The suburbs of Buenos Aires prospered and grew as Argentinian trade and
production flourished. Then, the factories began to close. Some facotries moved to other
countries, some were sold to multinational companies which then fired workers, others simply disappeared.
These suburban neighborhoods soon fell into disrepair without resources. Now, in these neighborhoods you find the highest levels of poverty and unemployment in Argentina. More than 80% of the residents are unemployed or only employed part time. Most are young, and have never been able to find a job. Argentina’s unemployed workers movement first emerged in these depressed suburbs of Buenos Aiores in 1997. What began with demonstrations by unemployed Argentinians blocking highways and commercial arteries to demand jobs and unemployment subsidies, has now

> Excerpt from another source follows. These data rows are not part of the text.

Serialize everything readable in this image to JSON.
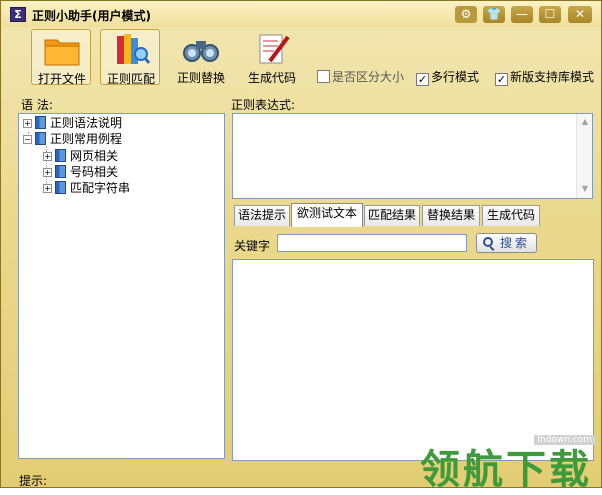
{
  "window": {
    "title": "正则小助手(用户模式)",
    "app_icon_glyph": "Σ",
    "controls": {
      "settings": "⚙",
      "skin": "👕",
      "minimize": "—",
      "maximize": "☐",
      "close": "✕"
    }
  },
  "toolbar": {
    "open_file": "打开文件",
    "regex_match": "正则匹配",
    "regex_replace": "正则替换",
    "generate_code": "生成代码",
    "options": [
      {
        "label": "是否区分大小",
        "checked": false
      },
      {
        "label": "多行模式",
        "checked": true
      },
      {
        "label": "新版支持库模式",
        "checked": true
      }
    ]
  },
  "left": {
    "label": "语 法:",
    "tree": [
      {
        "label": "正则语法说明",
        "expander": "+"
      },
      {
        "label": "正则常用例程",
        "expander": "−"
      },
      {
        "label": "网页相关",
        "expander": "+"
      },
      {
        "label": "号码相关",
        "expander": "+"
      },
      {
        "label": "匹配字符串",
        "expander": "+"
      }
    ]
  },
  "right": {
    "regex_label": "正则表达式:",
    "tabs": [
      "语法提示",
      "欲测试文本",
      "匹配结果",
      "替换结果",
      "生成代码"
    ],
    "active_tab": 1,
    "keyword_label": "关键字",
    "keyword_value": "",
    "search_button": "搜索"
  },
  "status": {
    "label": "提示:"
  },
  "watermark": {
    "text": "领航下载",
    "url": "lhdown.com"
  },
  "colors": {
    "frame": "#e3cd74",
    "accent_blue": "#2a4f9a",
    "watermark_green": "#3e9a3a"
  }
}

grown to serve people’s basic needs.
Residents say most people suffer from hunger and need immediate help. They complain the politicians do not care and only take advantage of the problem of hunger in the poor neighborhoods for political gains. In response, the movements of the unemployed have opened many community dining rooms.

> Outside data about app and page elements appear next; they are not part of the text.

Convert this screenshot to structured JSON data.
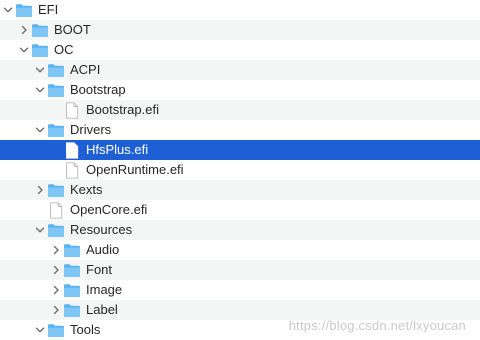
{
  "colors": {
    "folder_fill": "#5ab4f0",
    "folder_tab": "#7dc6f6",
    "selection": "#1f5fd6",
    "alt_row": "#f4f5f5",
    "chevron": "#6e6e6e"
  },
  "tree": [
    {
      "label": "EFI",
      "depth": 0,
      "kind": "folder",
      "expanded": true,
      "name": "row-efi"
    },
    {
      "label": "BOOT",
      "depth": 1,
      "kind": "folder",
      "expanded": false,
      "name": "row-boot"
    },
    {
      "label": "OC",
      "depth": 1,
      "kind": "folder",
      "expanded": true,
      "name": "row-oc"
    },
    {
      "label": "ACPI",
      "depth": 2,
      "kind": "folder",
      "expanded": true,
      "name": "row-acpi"
    },
    {
      "label": "Bootstrap",
      "depth": 2,
      "kind": "folder",
      "expanded": true,
      "name": "row-bootstrap"
    },
    {
      "label": "Bootstrap.efi",
      "depth": 3,
      "kind": "file",
      "name": "row-bootstrap-efi"
    },
    {
      "label": "Drivers",
      "depth": 2,
      "kind": "folder",
      "expanded": true,
      "name": "row-drivers"
    },
    {
      "label": "HfsPlus.efi",
      "depth": 3,
      "kind": "file",
      "selected": true,
      "name": "row-hfsplus-efi"
    },
    {
      "label": "OpenRuntime.efi",
      "depth": 3,
      "kind": "file",
      "name": "row-openruntime-efi"
    },
    {
      "label": "Kexts",
      "depth": 2,
      "kind": "folder",
      "expanded": false,
      "name": "row-kexts"
    },
    {
      "label": "OpenCore.efi",
      "depth": 2,
      "kind": "file",
      "name": "row-opencore-efi"
    },
    {
      "label": "Resources",
      "depth": 2,
      "kind": "folder",
      "expanded": true,
      "name": "row-resources"
    },
    {
      "label": "Audio",
      "depth": 3,
      "kind": "folder",
      "expanded": false,
      "name": "row-audio"
    },
    {
      "label": "Font",
      "depth": 3,
      "kind": "folder",
      "expanded": false,
      "name": "row-font"
    },
    {
      "label": "Image",
      "depth": 3,
      "kind": "folder",
      "expanded": false,
      "name": "row-image"
    },
    {
      "label": "Label",
      "depth": 3,
      "kind": "folder",
      "expanded": false,
      "name": "row-label"
    },
    {
      "label": "Tools",
      "depth": 2,
      "kind": "folder",
      "expanded": true,
      "name": "row-tools"
    }
  ],
  "watermark": "https://blog.csdn.net/lxyoucan"
}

The unemployed workers movement 5 year history has been intense. The Government maintains a constant campaign of criminalization against the unemployed who are organized, especially of those who continue to demand their right to employment. On the 26 of June, the Government dealt its biggest blow yet to the fight of the “piqueteros.” That day, they were attempting to block the roads leading to the capital. At one of the most
important road blocks, the police repressed the action, eventually killing

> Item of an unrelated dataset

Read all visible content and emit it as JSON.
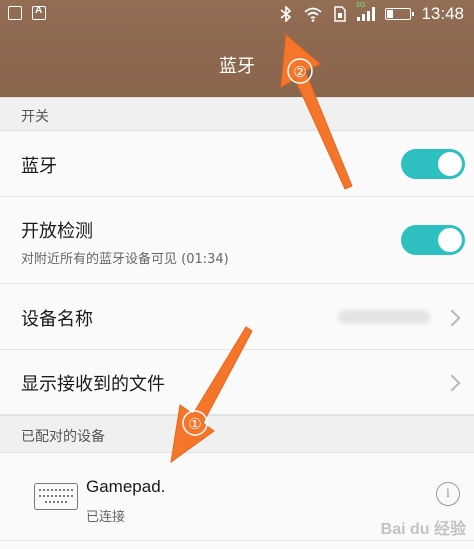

two young “piqueteros.”
The youth in the movement are the ones who sustain much of the daily work in the neighborhoods, as well as the actions to block roads and organize
marches and other protests. Although poverty grows day by day, and more than
50% of the population is excluded from the economic system, these social
organizations struggle to create new spaces for resistance.
Photos, and text in spanish
dinners rooms in Don Orione
dinners rooms in Villa Lugano
Solidarity activities I
Solidarity activities II